A cocallable object has the following method:
Initiates a suspendable computation. Returns a coframe object.
(This is analogous to the __iter__ method of an iterable object.)
May return NotImplemented to signal that the object does not support the coroutine protocol. This enables wrapper objects such as bound methods to reflect whether or not the wrapped object supports the coroutine protocol.
A coframe object has the following methods:
There are two purposes for which this method is called: to continue execution from a suspension point, and to pass in the return value resulting from a nested call to another cocallable object.

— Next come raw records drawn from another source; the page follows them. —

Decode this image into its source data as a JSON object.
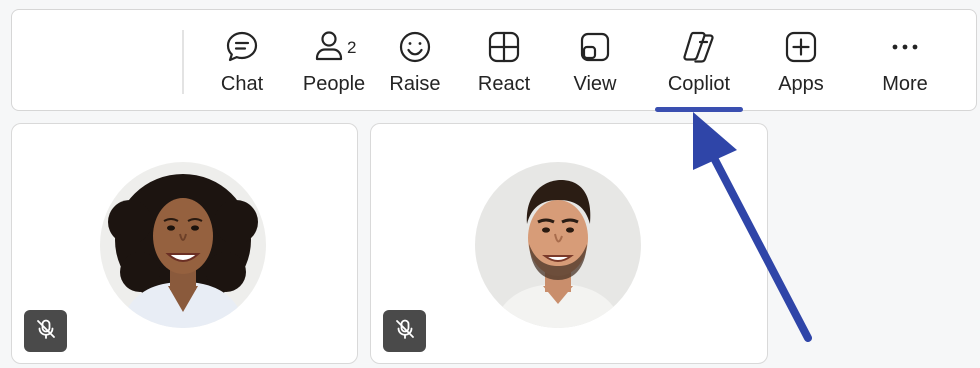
{
  "toolbar": {
    "buttons": [
      {
        "id": "chat",
        "label": "Chat",
        "icon": "chat-icon"
      },
      {
        "id": "people",
        "label": "People",
        "icon": "people-icon",
        "badge": "2"
      },
      {
        "id": "raise",
        "label": "Raise",
        "icon": "raise-hand-icon"
      },
      {
        "id": "react",
        "label": "React",
        "icon": "react-icon"
      },
      {
        "id": "view",
        "label": "View",
        "icon": "view-icon"
      },
      {
        "id": "copilot",
        "label": "Copliot",
        "icon": "copilot-icon",
        "active": true
      },
      {
        "id": "apps",
        "label": "Apps",
        "icon": "apps-icon"
      },
      {
        "id": "more",
        "label": "More",
        "icon": "more-icon"
      }
    ]
  },
  "participants": [
    {
      "name_icon": "participant-woman-avatar",
      "muted": true
    },
    {
      "name_icon": "participant-man-avatar",
      "muted": true
    }
  ],
  "colors": {
    "accent": "#3a4fb0",
    "arrow": "#2f45a8",
    "icon": "#242424",
    "mute_badge": "#4a4a4a"
  }
}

In both cases, the ``resume`` method is expected to continue execution until the next suspension point, and return the value produced by it. If the computation finishes before reaching another suspension point, ``CoReturn(retval)`` must be raised, where ``retval`` is the return value of the computation.
(This method is analogous to the __send__ method of a generator-iterator. With a value of None, it is analogous to the __next__ method of an iterator.)

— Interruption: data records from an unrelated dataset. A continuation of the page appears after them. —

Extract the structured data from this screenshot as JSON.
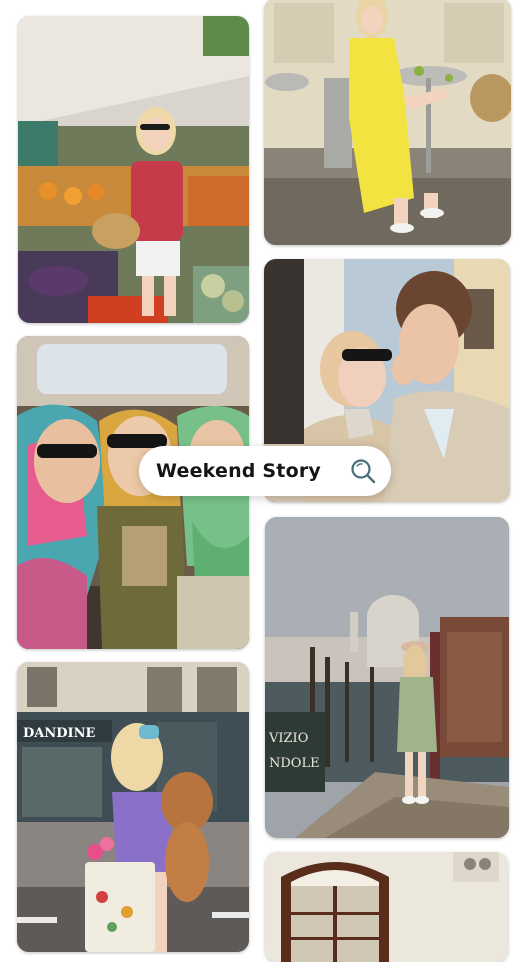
{
  "search": {
    "query": "Weekend Story",
    "icon": "search-icon"
  },
  "photos": [
    {
      "id": "photo-market",
      "storefront_sign": ""
    },
    {
      "id": "photo-cafe",
      "storefront_sign": ""
    },
    {
      "id": "photo-car-friends",
      "storefront_sign": ""
    },
    {
      "id": "photo-couple",
      "storefront_sign": ""
    },
    {
      "id": "photo-dog-street",
      "storefront_sign": "DANDINE"
    },
    {
      "id": "photo-venice",
      "storefront_sign": "VIZIO NDOLE"
    },
    {
      "id": "photo-window",
      "storefront_sign": ""
    }
  ],
  "colors": {
    "background": "#ffffff",
    "search_text": "#151515",
    "search_icon": "#4a6f7a"
  }
}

The currently-executing coroutine object is passed in as the ``costack`` parameter. The ``__resume__`` method can make a nested call to another cocallable object ``sub`` by performing:
``return costack.call(sub, *args, **kwds)``
No further calls to this coframe will be made until ``obj`` finishes. When it does, the ``__resume__`` method of this coframe is called with the return value from ``sub``.
It is the responsibility of the coframe object to keep track of whether the previous call to its ``__resume__`` method resulted in a suspension or a nested call, and make use of the ``value`` parameter accordingly.
Called to throw an exception into the computation. The coframe may choose to absorb the exception and continue executing, in which case ``__throw__`` should return the value produced by the next exception point or raise ``CoReturn`` as for ``__resume__``. Alternatively it may allow the same or a different exception to propagate out.
Implementation of this method is optional. If it is not present, the behaviour is as if a trivial ``__throw__`` method were present that simply re-raises the exception.
A coiterator is an iterator that permits iteration to be carried out in a suspendable manner. A coiterator object has the following method:
Returns a coframe for computing the next item from the iteration. This is the coroutine equivalent of an iterator's ``__next__`` method, and behaves accordingly: its ``__resume__`` method must return an item by raising ``CoReturn(item)``. To finish the iteration, it raises ``StopIteration`` as usual.
To support coiteration, whenever a "next" operation is invoked by a cofunction (whether implicitly by means of a for-loop or explicitly by calling ``next()``) a ``__conext__`` method is first looked for, and if found, the operation is carried out suspendably. Otherwise a normal call is made to the ``__next__`` method.
The semantics of the coroutine object are defined by the following Python implementation.
# Public methods
def __init__(self, main, *args, **kwds): self._stack =  self._push(_cocall(main, *args, **kwds))
def resume(self, value = None): return self._run(value, None)
def throw(self, exc): return self._run(None, exc)
def close(self): try: self.throw(CoExit) except (CoExit, CoReturn): pass
def call(self, subroutine, *args, **kwds): meth = getattr(subroutine, '__cocall__', None) if meth is not None: frame = meth(*args, **kwds) if frame is not NotImplemented: self._push(frame) return self._run(None, None) return CoReturn(subroutine(*args, **kwds))
# Private methods
def _run(self, value, exc): while True: try: frame = self._top() if exc is None: return frame.__resume__(self, value) else: meth = getattr(frame, '__throw__', None) if meth is not None: return meth(self, exc) else: raise exc except BaseException as exc: if self._pop(): if isinstance(exc, CoReturn): value = exc.value exc = None else: raise
def _push(self, frame): self._stack.append(frame)
def _pop(self): if len(self._stack) > 0: del self._stack[-1] return True else: return False
def _top(self): return self._stack[-1]
Python-ideas mailing list Pythonfirstname.lastname@example.org http://mail.python.org/mailman/listinfo/python-ideas